At first, I was angry: it wasn’t fair for Anna to put me in this position a few hours before I was about to walk on stage; the theater house was packed with hundreds of people, and my director had just completely rattled me. And I wasn’t really sure what her point was. How could I give myself permission to fail? Wouldn’t that derail the show? I was frustrated, upset, and overwhelmed. I just wanted to do it right. Then suddenly, it dawned on me. That was the problem—wanting to do it right. I was so scared of doing something wrong that I was holding myself back. I was playing it safe and so paralyzed by the fear of failure that I wasn’t taking any risks. As soon as I gave myself permission to mess up, I suddenly reached a new level. That night, I performed in a state of fear, but the fear was very different—it wasn’t the debilitating fear of messing up; it was the exhilarating fear of walking into something unknown, the fear of taking a risk. And it was through that fear, the exhilarating fear, that I found joy and solace.
We all have moments when we put limits on ourselves: when you kept quiet as you watched a friend start an untrue rumor about another friend because you were scared of being the next victim; when you threw out that creative writing assignment that would have received a high grade because you were too scared of potential criticism about your deepest thoughts; when you would have aced that algebra exam had you not been too embarrassed to ask for help; when you had something meaningful to add to the class discussion but you stayed quiet, afraid others around you would dismiss your comment. These are all missed opportunities.
During your life, there will be pressure to produce answers, to solve problems, to achieve perfection, to do things the right way, the best way. And strive for that. Strive for that with everything you have. But if you encounter fear or difficulty, embrace it; don’t push it away. Like the fear of attending a new school or being in a new environment. It can be scary entering a new place, but see it as an opportunity. Don’t be afraid to ask questions, to discover new friendships, to speak up in class discussions, or to be yourself. If you are too careful and too afraid to screw up, you will limit yourself. As the great J.K. Rowling once said, “It is impossible to live without failing at something unless you live so cautiously that you might as well not have lived at all.”

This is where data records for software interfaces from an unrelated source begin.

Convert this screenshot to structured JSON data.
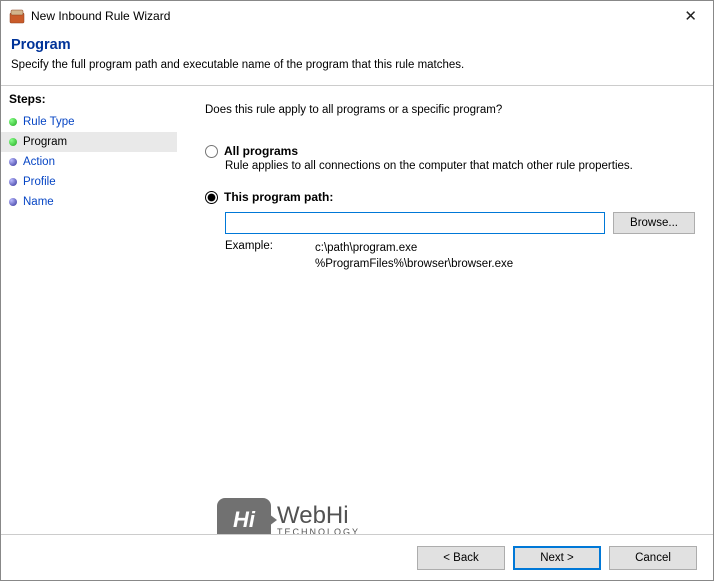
{
  "window": {
    "title": "New Inbound Rule Wizard"
  },
  "header": {
    "heading": "Program",
    "subtitle": "Specify the full program path and executable name of the program that this rule matches."
  },
  "sidebar": {
    "title": "Steps:",
    "items": [
      {
        "label": "Rule Type"
      },
      {
        "label": "Program"
      },
      {
        "label": "Action"
      },
      {
        "label": "Profile"
      },
      {
        "label": "Name"
      }
    ]
  },
  "content": {
    "question": "Does this rule apply to all programs or a specific program?",
    "option_all": {
      "label": "All programs",
      "desc": "Rule applies to all connections on the computer that match other rule properties."
    },
    "option_path": {
      "label": "This program path:",
      "input_value": "",
      "browse_label": "Browse...",
      "example_label": "Example:",
      "example_line1": "c:\\path\\program.exe",
      "example_line2": "%ProgramFiles%\\browser\\browser.exe"
    }
  },
  "watermark": {
    "box": "Hi",
    "line1": "WebHi",
    "line2": "TECHNOLOGY"
  },
  "footer": {
    "back": "< Back",
    "next": "Next >",
    "cancel": "Cancel"
  }
}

As I look around this room, I see the faces of the next generation of leaders. I have no doubt that Davis Academy has prepared you to achieve greatness. But as you go forth in your journey, Class of 2014, do not be paralyzed by the fear of failure, but instead allow yourself to take risks and plunge bravely into the unknown. This is the threshold where you turn something mediocre into something good; something good into something great; and something great into something truly sublime. Class of 2014, dare to fail. Congratulations!